Tips to Survive a Bad Economy
When the market collapsed, there was one investment that did not lose any value. In good times and bad, conserved land has always provided a steady return on investment: clean water, fresh food, natural beauty, places to play. This economic crisis is forcing us all to reassess what is really important, and the mountains, rivers, farmland, and forests protected by land trusts help us keep things in perspective, reminding us that we are part of something vast and timeless that the economy cannot take away.
The Land Trust Alliance is committed to helping land trusts throughout this financial crisis. In all of our workshops and publications in 2009, you’ll find practical information on how land trusts can weather the recession by cutting costs, raising money and finding creative opportunities to save land.
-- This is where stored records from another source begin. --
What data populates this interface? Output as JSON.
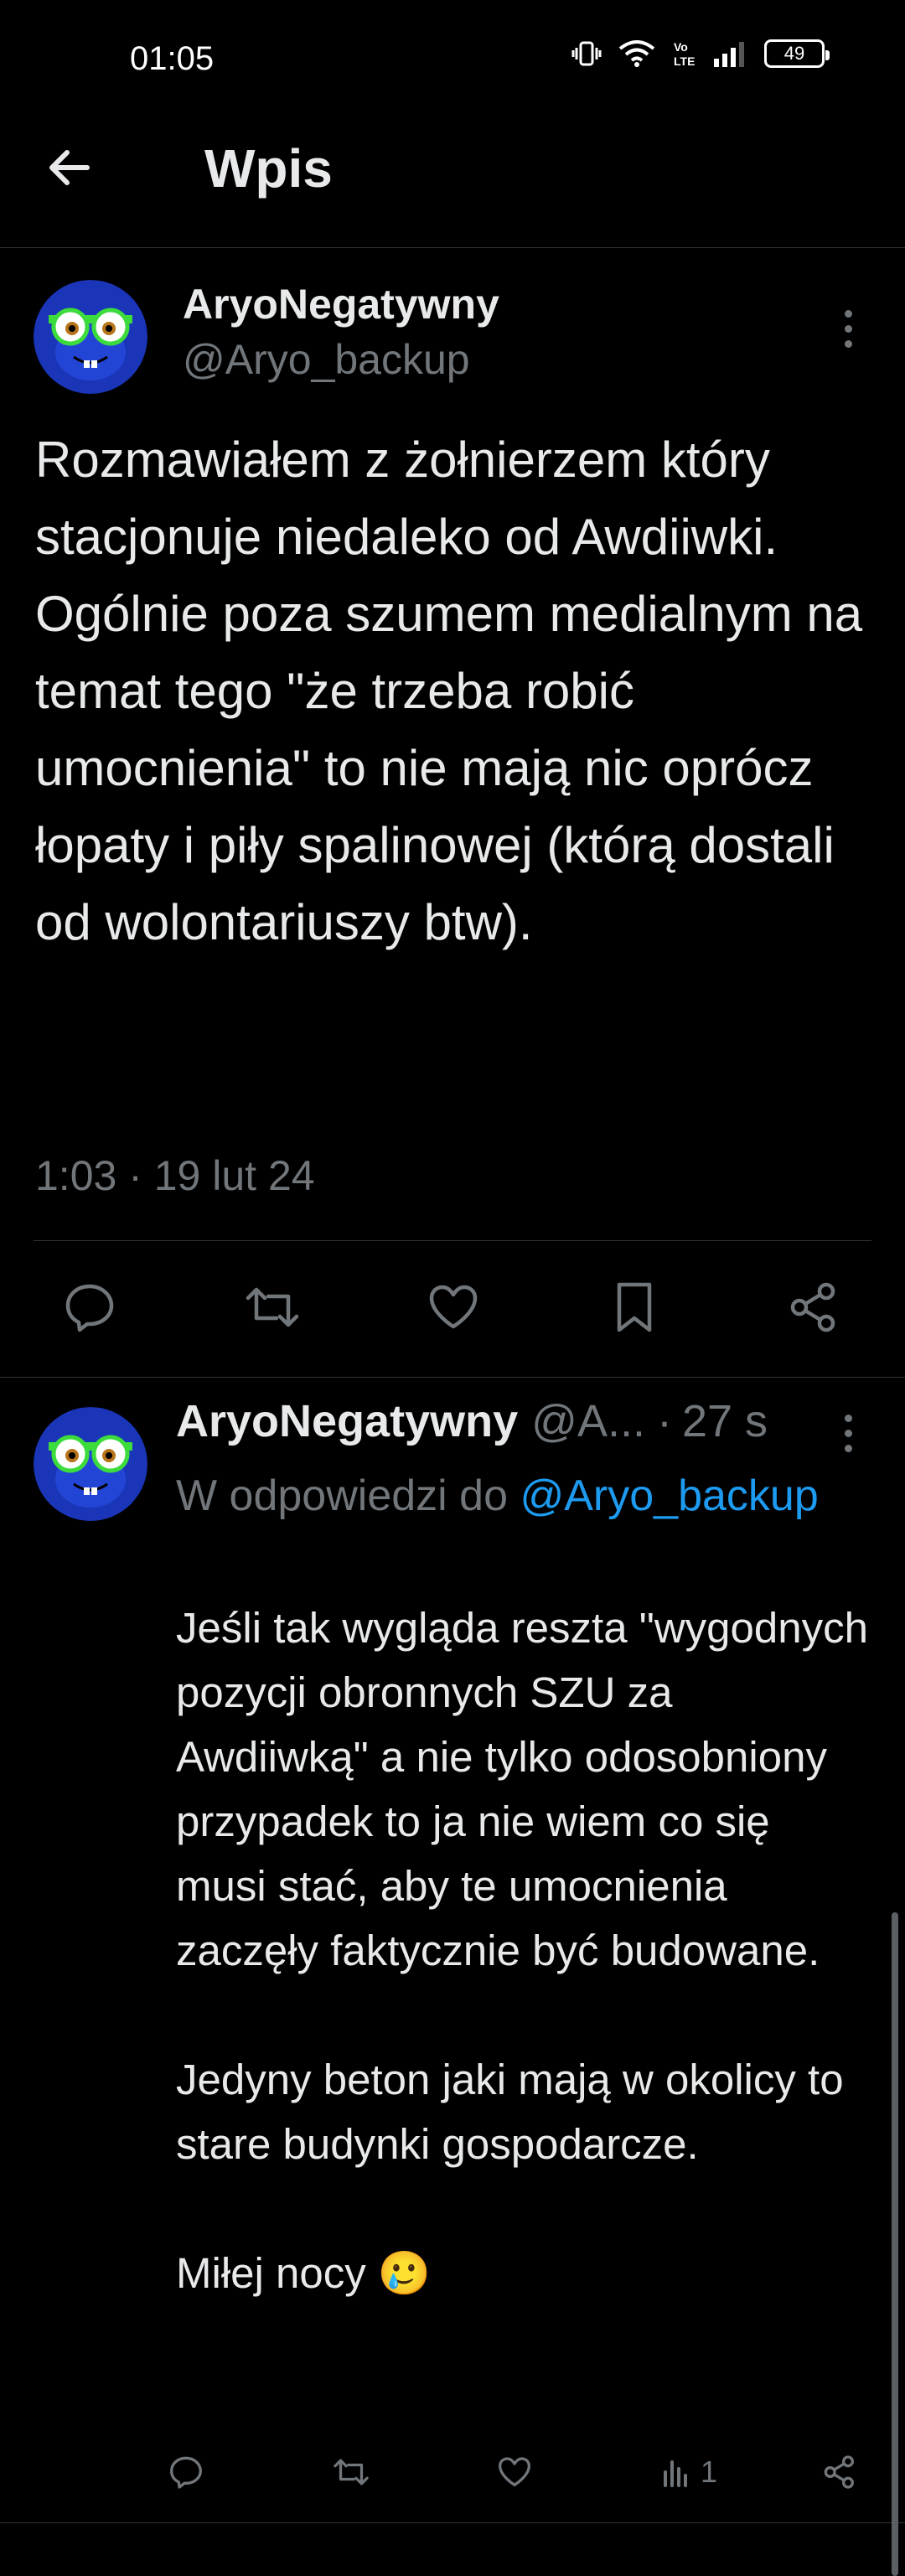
{
  "status_bar": {
    "time": "01:05",
    "battery": "49",
    "icons": [
      "vibrate-icon",
      "wifi-icon",
      "volte-icon",
      "signal-icon",
      "battery-icon"
    ]
  },
  "header": {
    "title": "Wpis",
    "back_icon": "arrow-left-icon"
  },
  "main_tweet": {
    "display_name": "AryoNegatywny",
    "handle": "@Aryo_backup",
    "text": "Rozmawiałem z żołnierzem który stacjonuje niedaleko od Awdiiwki. Ogólnie poza szumem medialnym na temat tego \"że trzeba robić umocnienia\" to nie mają nic oprócz łopaty i piły spalinowej (którą dostali od wolontariuszy btw).",
    "timestamp": "1:03 · 19 lut 24",
    "actions": [
      "reply-icon",
      "retweet-icon",
      "like-icon",
      "bookmark-icon",
      "share-icon"
    ]
  },
  "reply": {
    "display_name": "AryoNegatywny",
    "handle": "@A...",
    "separator": "·",
    "time": "27 s",
    "reply_to_prefix": "W odpowiedzi do ",
    "reply_to_handle": "@Aryo_backup",
    "text": "Jeśli tak wygląda reszta \"wygodnych pozycji obronnych SZU za Awdiiwką\" a nie tylko odosobniony przypadek to ja nie wiem co się musi stać, aby te umocnienia zaczęły faktycznie być budowane.\n\nJedyny beton jaki mają w okolicy to stare budynki gospodarcze.\n\nMiłej nocy 🥲",
    "views_count": "1"
  },
  "colors": {
    "background": "#000000",
    "text_primary": "#e7e9ea",
    "text_secondary": "#71767b",
    "link": "#1d9bf0",
    "divider": "#2f3336",
    "avatar_bg": "#1a35b8"
  }
}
Worried about how the economic crisis will affect your land trust? Read two articles by conservation finance expert Story Clark from the Winter 2009 Saving Land found on *The Learning Center, with suggestions on ways you can protect your land trust during challenging times, including immediate steps to address the loss of revenue through conservative management and creativity: "," and "." Here are some additional tools:
LANDTRUST listserv - where you can discuss the issues
Outlook for 2009: What the Recession Will Mean for Your Organization - from the Chronicle of Philanthropy
Harvard's Conservation Finance Forum - includes feature articles, books and case studies; expert chats; and Conservation Innovation Update newsletter
Nonprofit 911 - coalition of nonprofit organizations dicussing the impact of the economic downturn
A Field Guide to Conservation Finance by Story Clark
Conservation Finance Handbook by Kim Hooper and Ernest Cook
Other finance publications offered by the Alliance
Other fundraising publications offered by the Alliance
The Board's Role in Tough Economic Times - presented by Marc Smiley, March 18, 2009; Land Trust Alliance online training
This recession presents some special opportunities for land conservation. As developers and banks clean up their balance sheets, they will have to dispose of distressed properties at bargain prices. It is unlikely that land will ever be this cheap again. The trick, of course, is to find the funds to take advantage of these opportunities. Learn more about strategies to acquire distressed properties.
Resources for Job Seekers
See the Alliance's Resources for Job Seekers page with environmental job boards, articles and books on finding jobs in conservation.
If you have a website or other resource you'd like to recommend be added to this page, please e-mail email@example.com.
*Access to The Learning Center is offered to board, staff and volunteers of Alliance member land trusts and organizational partners, and to individual members at the $250 level and above.